Libertarianism has never struck me as more than anarchism with a day job (which comment will probably bring a heap of abuse upon this site). But the good folks at the Ludwig von Mises Institute have brought at least one benefit to lovers of neglected books: the ability to download one of the best books I’ve ever written about, a novel so intelligent, adult, and female in its sensibility that it’s almost unfathomable that it’s not sitting on every bookstore’s shelves alongside the works of Jane Austen: Never Ask the End (the full URL: http://mises.org/books/never_ask_the_end_paterson.pdf).
When I featured the book about three years ago, I wrote:
The story in Never Ask the End is almost ridiculously simple: Marta Brown and Pauline Gardiner, two American women in their early forties, are visiting Paris. They have dinner with an old friend of Marta’s, Russ Girard, another American, who’s now an executive with a firm based in Antwerp. Russ invites the women to visit him in Antwerp. They spend a weekend together in the Ardennes. They agree to meet again in London, but Russ is delayed and arrives after Pauline has to board a liner back to the U.S. Marta and Russ enjoy London for a day or so, then return to Paris together, where Russ then heads off to Italy on business.
The extraordinary richness of Never Ask the End is certainly not to be found in the plot. It’s most definitely a book written in the wake of Ulysses, Virginia Woolf, and other early stream of consciousness novels.”[T]he mind is a deep pool, froth and ripples and straws on the surface and God knows what down below, water weeds and drowned things,” Marta thinks to herself at one point, and Paterson freely switches between physical events and the thoughts of her characters throughout the novel. Even for an experienced current-day reader, accustomed to narrative techniques of considerable complexity, Never Ask the End can be a challenge at first. I have to confess that I stopped after about seventy-five pages and started over again, reading more slowly and carefully the second time, in order to catch and keep track of the references to past experiences Paterson seeds in the flow of her characters’ thoughts.
Fortunately, there is much to reward the careful reader.
To tell the truth, I really didn’t do Never Ask the End justice in my original post.
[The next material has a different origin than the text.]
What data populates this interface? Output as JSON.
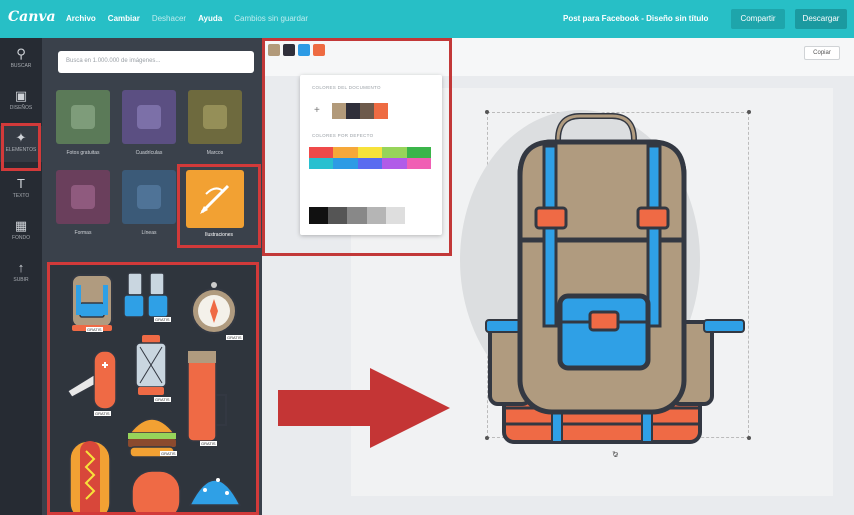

It inspired me to seek out and write about Paterson’s three other contemporary novels (she wrote several historical novels that are scarce as hen’s teeth and probably about as rewarding to locate): The Shadow Riders, The Golden Vanity, and If It Prove Fair Weather. All three are fine novels that deserve to be brought back in print, but Never Ask the End is a genuine masterpiece. (Actually, I consider If It Prove Fair Weather something of a masterpiece, too, but more on the order of a minimalist masterpiece along the lines of Henry Green’s Nothing, something one out of two readers probably wants to hurl out the window after the first twenty pages).
To the reader willing to take a while to tune into Paterson’s unique voice and style, Never Ask the End offers a wealth of pleasures: razor-sharp but deft observations of the manners of women and men, a running commentary on American and European life full of wit and historical insight, and literary references as dense as anything in Joyce but far more effortless.
So, until some publisher puts this book into formal print, let’s salute libertarianism for a moment and download our individualistic copies of Never Ask the End.